#### Data extracts

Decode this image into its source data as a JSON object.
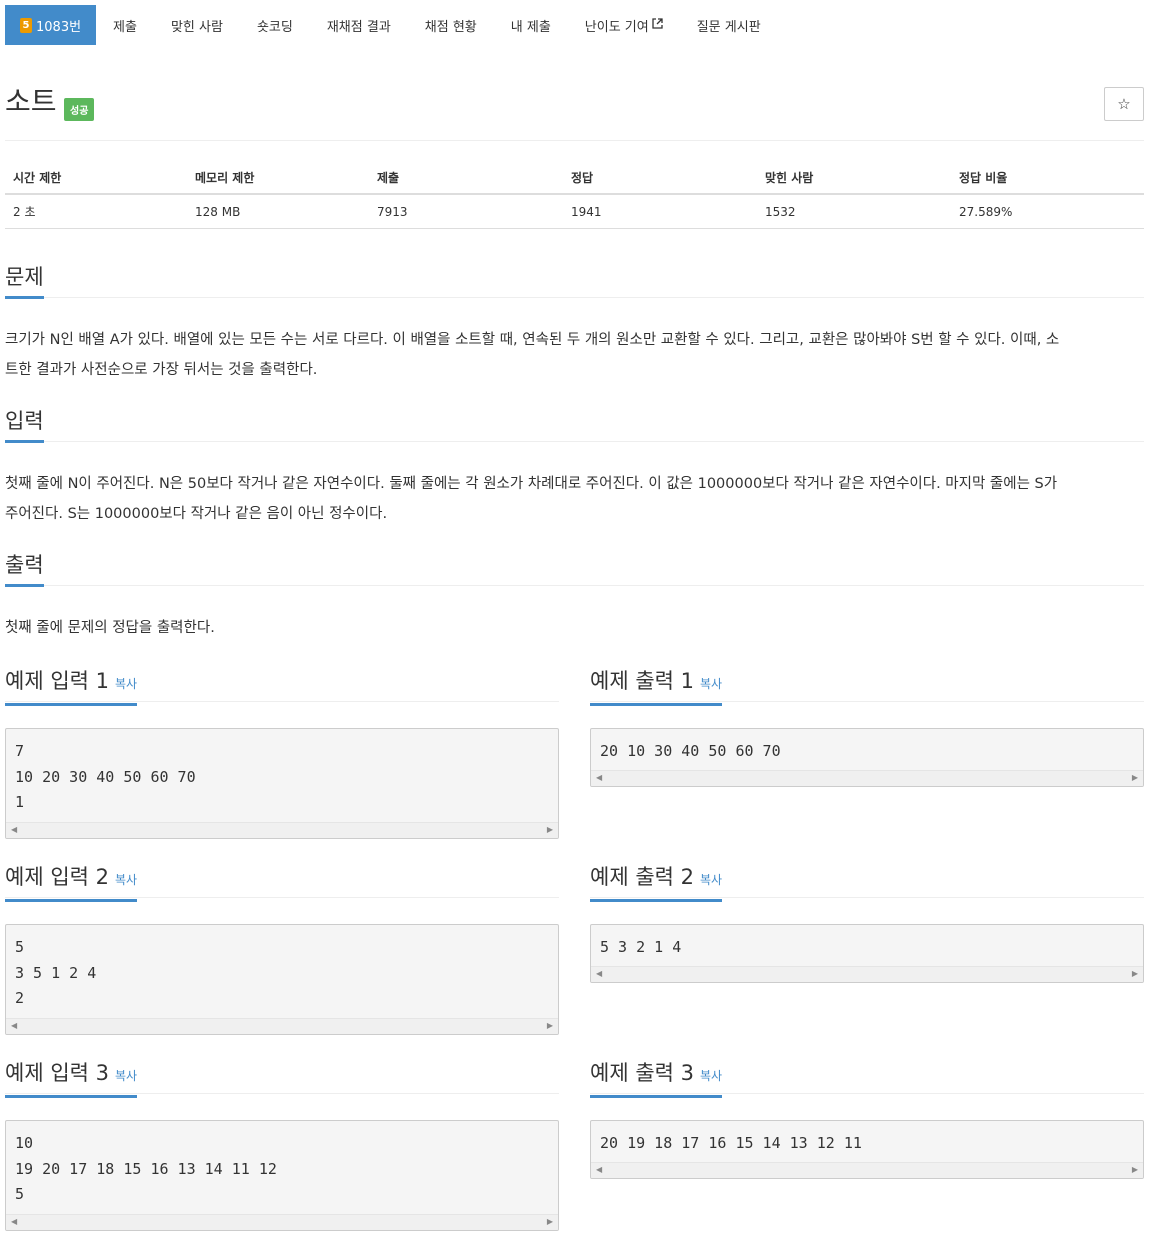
{
  "nav": {
    "tier": "5",
    "tabs": [
      "1083번",
      "제출",
      "맞힌 사람",
      "숏코딩",
      "재채점 결과",
      "채점 현황",
      "내 제출",
      "난이도 기여",
      "질문 게시판"
    ]
  },
  "problem": {
    "title": "소트",
    "result": "성공",
    "star": "☆"
  },
  "info": {
    "headers": [
      "시간 제한",
      "메모리 제한",
      "제출",
      "정답",
      "맞힌 사람",
      "정답 비율"
    ],
    "values": [
      "2 초",
      "128 MB",
      "7913",
      "1941",
      "1532",
      "27.589%"
    ]
  },
  "sections": {
    "problem_h": "문제",
    "problem_l1": "크기가 N인 배열 A가 있다. 배열에 있는 모든 수는 서로 다르다. 이 배열을 소트할 때, 연속된 두 개의 원소만 교환할 수 있다. 그리고, 교환은 많아봐야 S번 할 수 있다. 이때, 소",
    "problem_l2": "트한 결과가 사전순으로 가장 뒤서는 것을 출력한다.",
    "input_h": "입력",
    "input_l1": "첫째 줄에 N이 주어진다. N은 50보다 작거나 같은 자연수이다. 둘째 줄에는 각 원소가 차례대로 주어진다. 이 값은 1000000보다 작거나 같은 자연수이다. 마지막 줄에는 S가",
    "input_l2": "주어진다. S는 1000000보다 작거나 같은 음이 아닌 정수이다.",
    "output_h": "출력",
    "output_l1": "첫째 줄에 문제의 정답을 출력한다."
  },
  "samples": {
    "copy_label": "복사",
    "in1_title": "예제 입력 1",
    "out1_title": "예제 출력 1",
    "in2_title": "예제 입력 2",
    "out2_title": "예제 출력 2",
    "in3_title": "예제 입력 3",
    "out3_title": "예제 출력 3",
    "in1": "7\n10 20 30 40 50 60 70\n1",
    "out1": "20 10 30 40 50 60 70",
    "in2": "5\n3 5 1 2 4\n2",
    "out2": "5 3 2 1 4",
    "in3": "10\n19 20 17 18 15 16 13 14 11 12\n5",
    "out3": "20 19 18 17 16 15 14 13 12 11"
  }
}
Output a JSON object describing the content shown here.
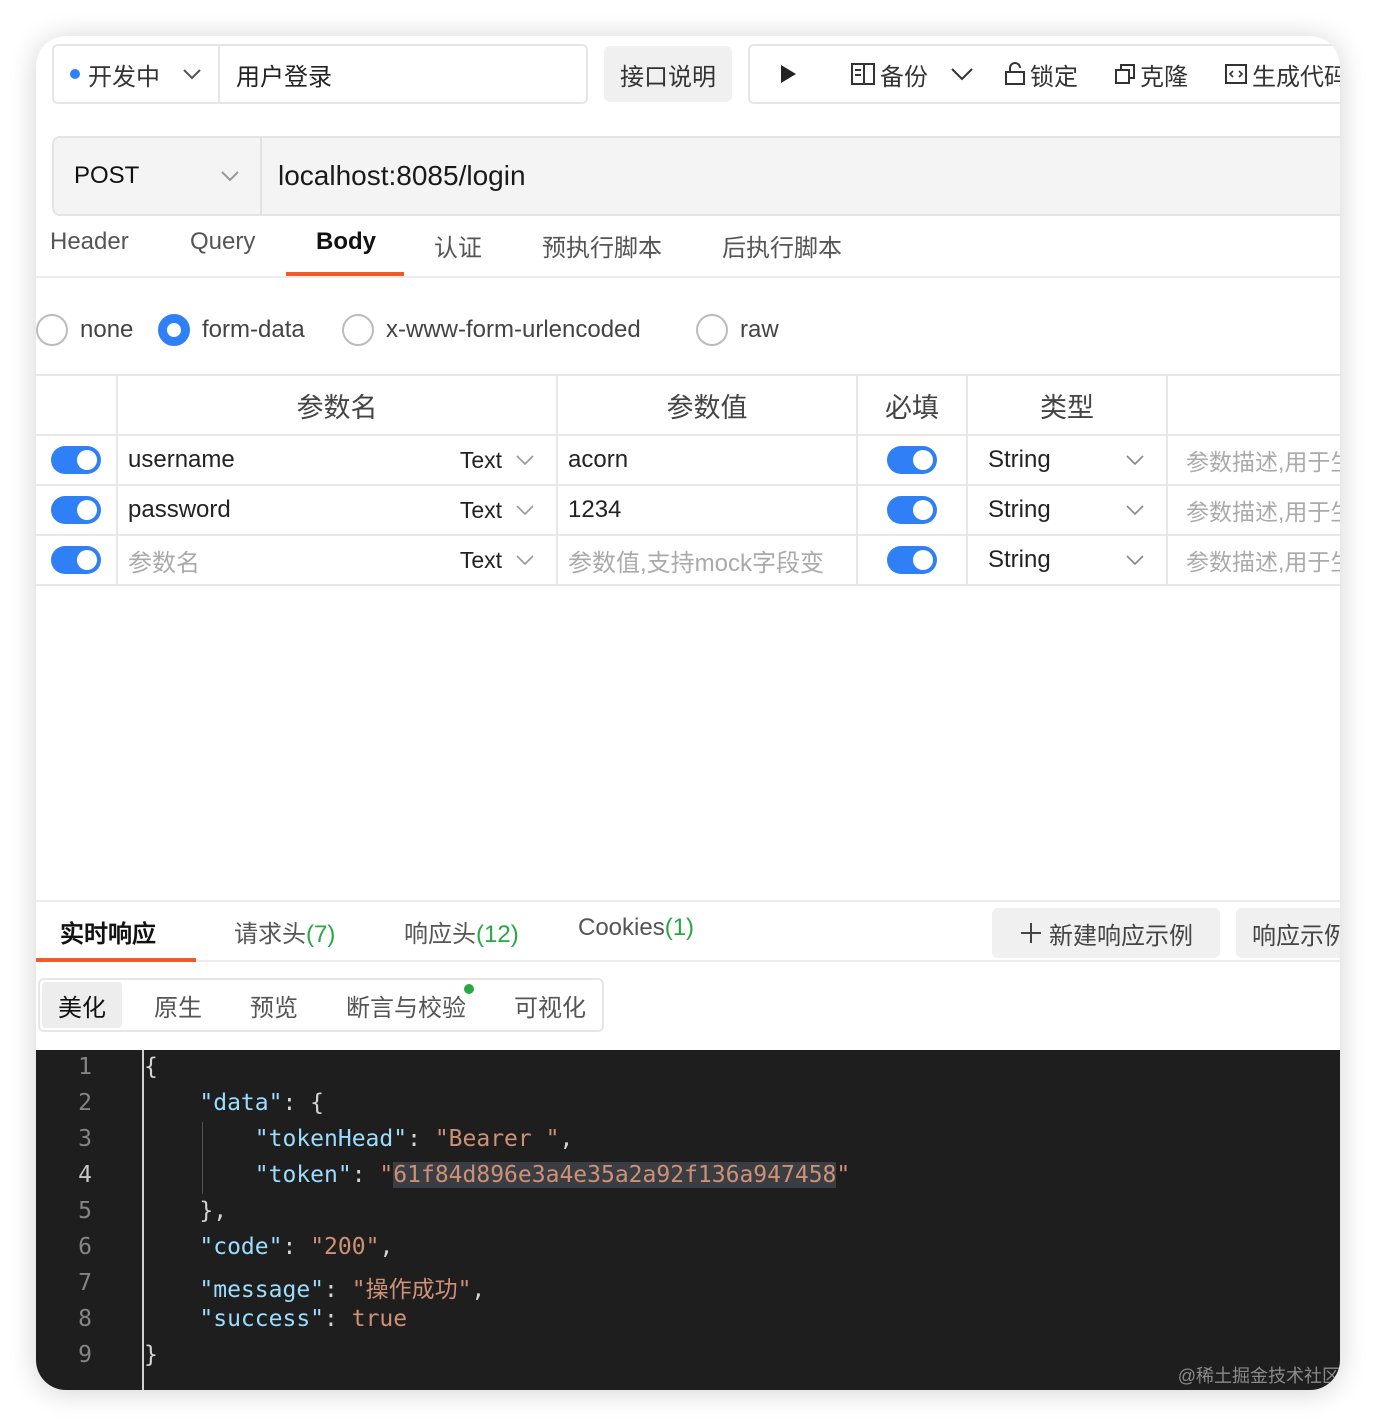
{
  "topbar": {
    "status": "开发中",
    "api_name": "用户登录",
    "doc_button": "接口说明",
    "tools": {
      "backup": "备份",
      "lock": "锁定",
      "clone": "克隆",
      "generate_code": "生成代码"
    }
  },
  "request": {
    "method": "POST",
    "url": "localhost:8085/login",
    "tabs": [
      "Header",
      "Query",
      "Body",
      "认证",
      "预执行脚本",
      "后执行脚本"
    ],
    "active_tab": "Body"
  },
  "body_types": {
    "options": [
      "none",
      "form-data",
      "x-www-form-urlencoded",
      "raw"
    ],
    "selected": "form-data"
  },
  "params": {
    "headers": [
      "参数名",
      "参数值",
      "必填",
      "类型"
    ],
    "rows": [
      {
        "name": "username",
        "kind": "Text",
        "value": "acorn",
        "type": "String",
        "desc_placeholder": "参数描述,用于生"
      },
      {
        "name": "password",
        "kind": "Text",
        "value": "1234",
        "type": "String",
        "desc_placeholder": "参数描述,用于生"
      }
    ],
    "new_row": {
      "name_placeholder": "参数名",
      "kind": "Text",
      "value_placeholder": "参数值,支持mock字段变",
      "type": "String",
      "desc_placeholder": "参数描述,用于生"
    }
  },
  "response": {
    "tabs": {
      "realtime": "实时响应",
      "req_headers": "请求头",
      "req_headers_count": "(7)",
      "resp_headers": "响应头",
      "resp_headers_count": "(12)",
      "cookies": "Cookies",
      "cookies_count": "(1)"
    },
    "new_example": "新建响应示例",
    "example": "响应示例",
    "view_tabs": [
      "美化",
      "原生",
      "预览",
      "断言与校验",
      "可视化"
    ],
    "code": {
      "line_numbers": [
        "1",
        "2",
        "3",
        "4",
        "5",
        "6",
        "7",
        "8",
        "9"
      ],
      "key_data": "\"data\"",
      "key_tokenHead": "\"tokenHead\"",
      "val_tokenHead": "\"Bearer \"",
      "key_token": "\"token\"",
      "val_token": "61f84d896e3a4e35a2a92f136a947458",
      "key_code": "\"code\"",
      "val_code": "\"200\"",
      "key_message": "\"message\"",
      "val_message": "\"操作成功\"",
      "key_success": "\"success\"",
      "val_success": "true"
    }
  },
  "watermark": "@稀土掘金技术社区"
}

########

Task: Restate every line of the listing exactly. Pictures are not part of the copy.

Output below:
Decode this image into its source data as a JSON object.
{
  "nav": {
    "tier": "5",
    "tabs": [
      "1083번",
      "제출",
      "맞힌 사람",
      "숏코딩",
      "재채점 결과",
      "채점 현황",
      "내 제출",
      "난이도 기여",
      "질문 게시판"
    ]
  },
  "problem": {
    "title": "소트",
    "result": "성공",
    "star": "☆"
  },
  "info": {
    "headers": [
      "시간 제한",
      "메모리 제한",
      "제출",
      "정답",
      "맞힌 사람",
      "정답 비율"
    ],
    "values": [
      "2 초",
      "128 MB",
      "7913",
      "1941",
      "1532",
      "27.589%"
    ]
  },
  "sections": {
    "problem_h": "문제",
    "problem_l1": "크기가 N인 배열 A가 있다. 배열에 있는 모든 수는 서로 다르다. 이 배열을 소트할 때, 연속된 두 개의 원소만 교환할 수 있다. 그리고, 교환은 많아봐야 S번 할 수 있다. 이때, 소",
    "problem_l2": "트한 결과가 사전순으로 가장 뒤서는 것을 출력한다.",
    "input_h": "입력",
    "input_l1": "첫째 줄에 N이 주어진다. N은 50보다 작거나 같은 자연수이다. 둘째 줄에는 각 원소가 차례대로 주어진다. 이 값은 1000000보다 작거나 같은 자연수이다. 마지막 줄에는 S가",
    "input_l2": "주어진다. S는 1000000보다 작거나 같은 음이 아닌 정수이다.",
    "output_h": "출력",
    "output_l1": "첫째 줄에 문제의 정답을 출력한다."
  },
  "samples": {
    "copy_label": "복사",
    "in1_title": "예제 입력 1",
    "out1_title": "예제 출력 1",
    "in2_title": "예제 입력 2",
    "out2_title": "예제 출력 2",
    "in3_title": "예제 입력 3",
    "out3_title": "예제 출력 3",
    "in1": "7\n10 20 30 40 50 60 70\n1",
    "out1": "20 10 30 40 50 60 70",
    "in2": "5\n3 5 1 2 4\n2",
    "out2": "5 3 2 1 4",
    "in3": "10\n19 20 17 18 15 16 13 14 11 12\n5",
    "out3": "20 19 18 17 16 15 14 13 12 11"
  }
}
Output a JSON object describing the content shown here.
{
  "topbar": {
    "status": "开发中",
    "api_name": "用户登录",
    "doc_button": "接口说明",
    "tools": {
      "backup": "备份",
      "lock": "锁定",
      "clone": "克隆",
      "generate_code": "生成代码"
    }
  },
  "request": {
    "method": "POST",
    "url": "localhost:8085/login",
    "tabs": [
      "Header",
      "Query",
      "Body",
      "认证",
      "预执行脚本",
      "后执行脚本"
    ],
    "active_tab": "Body"
  },
  "body_types": {
    "options": [
      "none",
      "form-data",
      "x-www-form-urlencoded",
      "raw"
    ],
    "selected": "form-data"
  },
  "params": {
    "headers": [
      "参数名",
      "参数值",
      "必填",
      "类型"
    ],
    "rows": [
      {
        "name": "username",
        "kind": "Text",
        "value": "acorn",
        "type": "String",
        "desc_placeholder": "参数描述,用于生"
      },
      {
        "name": "password",
        "kind": "Text",
        "value": "1234",
        "type": "String",
        "desc_placeholder": "参数描述,用于生"
      }
    ],
    "new_row": {
      "name_placeholder": "参数名",
      "kind": "Text",
      "value_placeholder": "参数值,支持mock字段变",
      "type": "String",
      "desc_placeholder": "参数描述,用于生"
    }
  },
  "response": {
    "tabs": {
      "realtime": "实时响应",
      "req_headers": "请求头",
      "req_headers_count": "(7)",
      "resp_headers": "响应头",
      "resp_headers_count": "(12)",
      "cookies": "Cookies",
      "cookies_count": "(1)"
    },
    "new_example": "新建响应示例",
    "example": "响应示例",
    "view_tabs": [
      "美化",
      "原生",
      "预览",
      "断言与校验",
      "可视化"
    ],
    "code": {
      "line_numbers": [
        "1",
        "2",
        "3",
        "4",
        "5",
        "6",
        "7",
        "8",
        "9"
      ],
      "key_data": "\"data\"",
      "key_tokenHead": "\"tokenHead\"",
      "val_tokenHead": "\"Bearer \"",
      "key_token": "\"token\"",
      "val_token": "61f84d896e3a4e35a2a92f136a947458",
      "key_code": "\"code\"",
      "val_code": "\"200\"",
      "key_message": "\"message\"",
      "val_message": "\"操作成功\"",
      "key_success": "\"success\"",
      "val_success": "true"
    }
  },
  "watermark": "@稀土掘金技术社区"
}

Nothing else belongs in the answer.